Ben Miled has also been actively involved in the manufacturing industry. She recently completed a project with Dow in which she utilized AI to predict outbound distribution delays in supply chains. IUPUI was one of two universities involved in the project. This project was funded by MxD, the nation’s digital manufacturing institute, and won a Manufacturing Leadership Award from the National Association of Manufacturers in 2020.
Ben Miled said this particular AI model was trained using historical shipment data provided by Dow (such as destination and type of shipment) and augmented with information from external sources, such as weather or road conditions. In the future, they will be able to use this information to build a model and expose it to new data, helping them mitigate event-based delays that challenge supply chain processes.

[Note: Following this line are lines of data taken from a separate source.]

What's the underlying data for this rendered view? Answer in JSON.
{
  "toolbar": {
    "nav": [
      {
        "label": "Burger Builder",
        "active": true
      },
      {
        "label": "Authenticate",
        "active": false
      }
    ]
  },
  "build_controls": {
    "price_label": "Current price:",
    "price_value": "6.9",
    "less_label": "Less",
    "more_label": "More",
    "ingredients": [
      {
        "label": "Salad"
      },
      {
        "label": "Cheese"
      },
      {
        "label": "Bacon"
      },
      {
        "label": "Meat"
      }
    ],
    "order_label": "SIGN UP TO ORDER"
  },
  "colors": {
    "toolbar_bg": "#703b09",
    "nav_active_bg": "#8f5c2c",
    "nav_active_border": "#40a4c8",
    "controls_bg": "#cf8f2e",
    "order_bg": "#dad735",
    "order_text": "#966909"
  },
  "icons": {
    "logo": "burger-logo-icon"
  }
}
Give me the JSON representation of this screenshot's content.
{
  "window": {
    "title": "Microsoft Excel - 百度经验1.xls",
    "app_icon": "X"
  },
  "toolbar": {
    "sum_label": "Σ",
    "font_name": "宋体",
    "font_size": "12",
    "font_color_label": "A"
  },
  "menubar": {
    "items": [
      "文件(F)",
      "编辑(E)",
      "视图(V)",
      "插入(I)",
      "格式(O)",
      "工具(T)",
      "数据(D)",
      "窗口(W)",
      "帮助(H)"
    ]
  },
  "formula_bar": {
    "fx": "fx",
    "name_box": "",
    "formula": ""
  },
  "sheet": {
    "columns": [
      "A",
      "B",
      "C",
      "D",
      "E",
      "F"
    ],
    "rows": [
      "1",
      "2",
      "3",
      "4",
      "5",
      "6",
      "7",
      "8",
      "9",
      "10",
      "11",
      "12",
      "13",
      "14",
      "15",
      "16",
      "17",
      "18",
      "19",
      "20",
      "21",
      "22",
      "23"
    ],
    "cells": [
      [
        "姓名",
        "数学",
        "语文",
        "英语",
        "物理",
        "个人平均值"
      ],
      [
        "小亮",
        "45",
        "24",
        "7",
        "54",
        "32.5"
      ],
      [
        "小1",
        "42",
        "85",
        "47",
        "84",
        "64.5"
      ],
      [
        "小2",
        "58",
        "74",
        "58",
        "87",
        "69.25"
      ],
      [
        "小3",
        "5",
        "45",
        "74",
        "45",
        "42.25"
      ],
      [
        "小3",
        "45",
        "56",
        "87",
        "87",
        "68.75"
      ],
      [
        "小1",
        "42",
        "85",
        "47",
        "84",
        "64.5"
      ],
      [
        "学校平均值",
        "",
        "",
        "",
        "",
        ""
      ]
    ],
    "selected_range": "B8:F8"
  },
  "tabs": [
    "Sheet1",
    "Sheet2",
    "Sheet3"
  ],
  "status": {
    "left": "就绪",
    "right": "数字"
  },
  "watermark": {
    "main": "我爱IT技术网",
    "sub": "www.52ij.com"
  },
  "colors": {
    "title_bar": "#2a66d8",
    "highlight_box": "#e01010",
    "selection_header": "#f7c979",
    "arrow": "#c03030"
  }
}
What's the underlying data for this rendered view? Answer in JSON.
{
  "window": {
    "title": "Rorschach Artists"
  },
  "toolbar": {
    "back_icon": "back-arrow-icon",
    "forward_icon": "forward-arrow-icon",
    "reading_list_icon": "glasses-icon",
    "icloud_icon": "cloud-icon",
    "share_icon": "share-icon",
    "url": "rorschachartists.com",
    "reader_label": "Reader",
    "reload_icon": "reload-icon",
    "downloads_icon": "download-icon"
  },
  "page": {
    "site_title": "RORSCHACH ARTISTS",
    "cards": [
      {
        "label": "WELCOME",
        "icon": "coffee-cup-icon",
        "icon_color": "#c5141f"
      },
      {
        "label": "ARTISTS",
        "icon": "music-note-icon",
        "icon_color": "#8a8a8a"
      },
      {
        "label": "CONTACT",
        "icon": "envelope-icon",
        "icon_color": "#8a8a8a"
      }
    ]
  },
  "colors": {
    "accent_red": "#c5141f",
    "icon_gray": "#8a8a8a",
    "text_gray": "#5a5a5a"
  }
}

“This project highlights the potential for using AI in a practical setting, where you can attach an actual quantitative number in terms of a cost savings,” Ben Miled said. “Typically, suppliers or manufacturers have a penalty associated with a delay in their shipment, so if they can avoid those delays, it makes sense. It’s using a proactive approach rather than reactive thinking.”
AI isn’t limited to helping just with supply chain management, it also can be utilized to help with a variety of manufacturing needs. For the last three years, Ben Miled has worked with Allison Transmission, Inc. to create machine-learning models that can estimate the fuel consumption of heavy-duty vehicles, such as school buses or tractor trailers.
For companies that do road testing of vehicles to understand how fuel consumption changes based on the road conditions, testing can be a costly process. An AI model is much more cost-effective, by predicting all of that behavior in the lab.
“This information can be used primarily in the design process to help improve future design or components of the vehicles,” Ben Miled said. “It provides an understanding of the impact of road conditions, or how certain environments can impact the fuel consumption of vehicles. It can also be used to optimize fuel consumption for large fleets by assigning each vehicle to the right task and route.”
Over the years, Ben Miled has seen the use of AI grow. Years ago, researchers were faced with limitations on the availability of large-scale data and the computational power available in their labs. Now, the field has evolved so much that researchers like Ben Miled are able to see their projects actually used in the field.
“With some of my goals for AI, these visions will not be achievable in my lifetime,” said Ben Miled, who hopes her students currently employed by companies such as Eli Lilly & Co, Allison Transmission, Inc. and Google will help progress her vision. “I think AI will continue to grow and people will be more accepting of it.”